Japan exports seen rising at fastest in three years as demand recovers
By Stanley White
TOKYO (Reuters) - Japan's exports rose in October at their fastest pace in three years in a sign that overseas demand is picking up pace again, a Reuters survey showed, which could help ease concerns about the global economic recovery.
However, the trade balance will likely remain mired in the red with Japanese imports expected to jump as the country imports fossil fuels to offset the shuttering of its nuclear power industry.
The data may offer some comfort to policymakers as export growth so far this year has been disappointing despite a 14 percent drop in the yen against the dollar.
Still, there are lingering worries that shipments will not be strong enough to pick up the slack should Japan's domestic demand falter -- a prospect that cannot be ruled out as a national sales tax hike next year could hobble consumer spending.
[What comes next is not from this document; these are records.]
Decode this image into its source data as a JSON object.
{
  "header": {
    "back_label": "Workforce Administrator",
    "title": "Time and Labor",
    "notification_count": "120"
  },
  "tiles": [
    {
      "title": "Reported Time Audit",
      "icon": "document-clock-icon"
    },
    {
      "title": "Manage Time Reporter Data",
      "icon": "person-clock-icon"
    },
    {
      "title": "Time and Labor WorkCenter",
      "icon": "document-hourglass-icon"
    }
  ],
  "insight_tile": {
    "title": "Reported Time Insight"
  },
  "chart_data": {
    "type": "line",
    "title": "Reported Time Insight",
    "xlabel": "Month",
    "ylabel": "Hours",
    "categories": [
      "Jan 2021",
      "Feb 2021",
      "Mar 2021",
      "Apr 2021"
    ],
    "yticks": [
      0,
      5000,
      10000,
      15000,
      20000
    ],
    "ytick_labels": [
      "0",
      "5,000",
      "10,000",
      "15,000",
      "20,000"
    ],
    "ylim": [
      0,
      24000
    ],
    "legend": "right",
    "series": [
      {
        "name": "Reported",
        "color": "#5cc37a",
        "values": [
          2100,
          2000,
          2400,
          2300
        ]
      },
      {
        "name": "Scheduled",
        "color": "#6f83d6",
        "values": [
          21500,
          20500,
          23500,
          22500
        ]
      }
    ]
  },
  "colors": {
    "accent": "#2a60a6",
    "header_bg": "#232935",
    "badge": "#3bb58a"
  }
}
Moreover, business investment remains anemic and companies are shying away from boosting wages, headwinds that threaten to undercut Japanese Prime Minister Shinzo Abe's drive to foster durable growth through aggressive fiscal and monetary stimulus.
"Exports did not do well in July-September, but an overseas recovery and a weak yen are supporting the outlook, so we expect exports to continue to rise," economists at Dai-Ichi Life Research Institute said.
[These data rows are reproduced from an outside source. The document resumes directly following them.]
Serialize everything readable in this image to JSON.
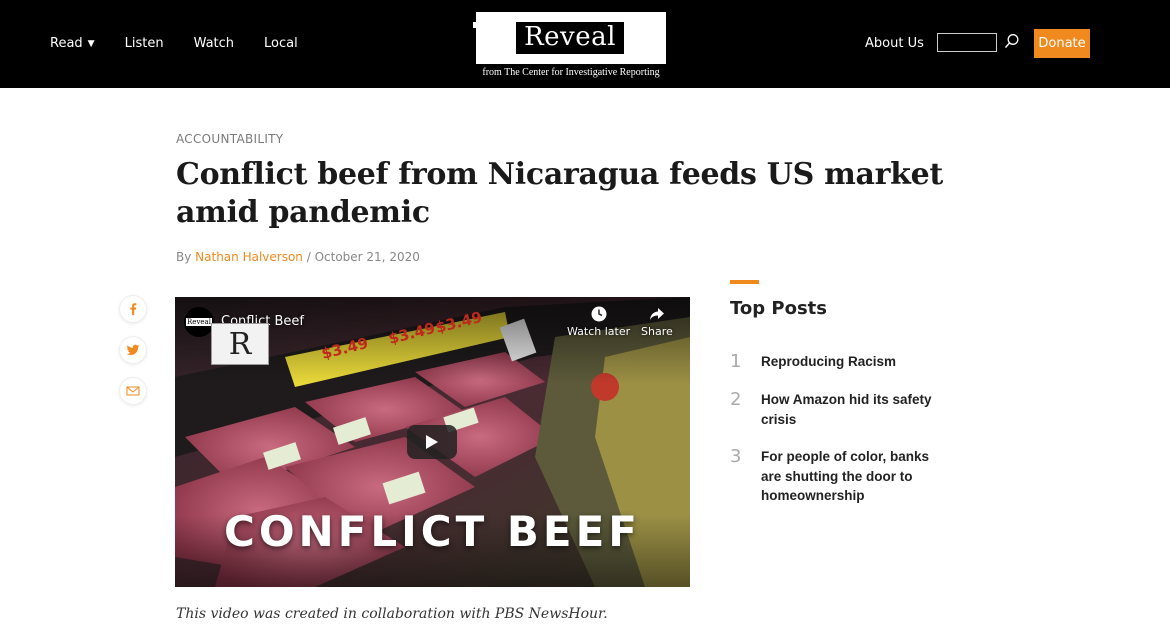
{
  "header": {
    "nav_left": [
      {
        "label": "Read",
        "has_caret": true,
        "caret": "▼"
      },
      {
        "label": "Listen"
      },
      {
        "label": "Watch"
      },
      {
        "label": "Local"
      }
    ],
    "logo_word": "Reveal",
    "logo_subtitle": "from The Center for Investigative Reporting",
    "about_label": "About Us",
    "search_icon": "search-icon",
    "donate_label": "Donate",
    "accent_color": "#f0891e"
  },
  "article": {
    "category": "ACCOUNTABILITY",
    "title": "Conflict beef from Nicaragua feeds US market amid pandemic",
    "byline_prefix": "By ",
    "author": "Nathan Halverson",
    "date_sep": " / ",
    "date": "October 21, 2020",
    "share_icons": [
      "facebook-icon",
      "twitter-icon",
      "email-icon"
    ],
    "video": {
      "channel_logo_text": "Reveal",
      "title": "Conflict Beef",
      "thumb_letter": "R",
      "watch_later_label": "Watch later",
      "share_label": "Share",
      "overlay_text": "CONFLICT BEEF",
      "price_tags": [
        "$3.49",
        "$3.49",
        "$3.49"
      ]
    },
    "video_note": "This video was created in collaboration with PBS NewsHour."
  },
  "sidebar": {
    "title": "Top Posts",
    "posts": [
      {
        "num": "1",
        "title": "Reproducing Racism"
      },
      {
        "num": "2",
        "title": "How Amazon hid its safety crisis"
      },
      {
        "num": "3",
        "title": "For people of color, banks are shutting the door to homeownership"
      }
    ]
  }
}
Exports rose 16.5 percent in October from a year earlier, according to a Reuters poll of 27 economists. That would mark the fastest growth since July 2010, when exports jumped 23.5 percent from the previous year.
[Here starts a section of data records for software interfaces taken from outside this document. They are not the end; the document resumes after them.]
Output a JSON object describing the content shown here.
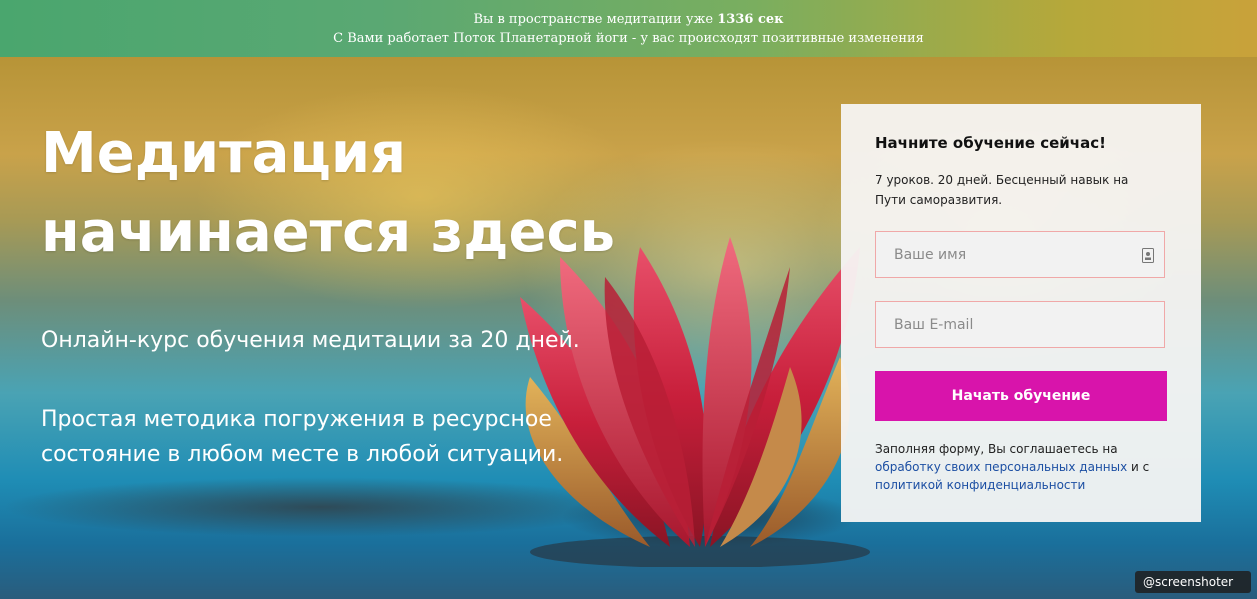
{
  "banner": {
    "line1_prefix": "Вы в пространстве медитации уже ",
    "seconds": "1336 сек",
    "line2": "С Вами работает Поток Планетарной йоги - у вас происходят позитивные изменения"
  },
  "hero": {
    "headline_line1": "Медитация",
    "headline_line2": "начинается здесь",
    "subtitle": "Онлайн-курс обучения медитации за 20 дней.",
    "description": "Простая методика погружения в ресурсное состояние в любом месте в любой ситуации."
  },
  "form": {
    "title": "Начните обучение сейчас!",
    "description": "7 уроков. 20 дней. Бесценный навык на Пути саморазвития.",
    "name_placeholder": "Ваше имя",
    "email_placeholder": "Ваш E-mail",
    "submit_label": "Начать обучение",
    "consent_prefix": "Заполняя форму, Вы соглашаетесь на ",
    "consent_link1": "обработку своих персональных данных",
    "consent_middle": " и с ",
    "consent_link2": "политикой конфиденциальности"
  },
  "colors": {
    "accent": "#d814ab",
    "link": "#1c4fa3"
  },
  "icons": {
    "name_field_icon": "contact-card-icon",
    "watermark_icon": "at-icon"
  },
  "watermark": {
    "label": "@screenshoter"
  }
}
The finance ministry will release the data on November 20 at 8:50 a.m. Continued...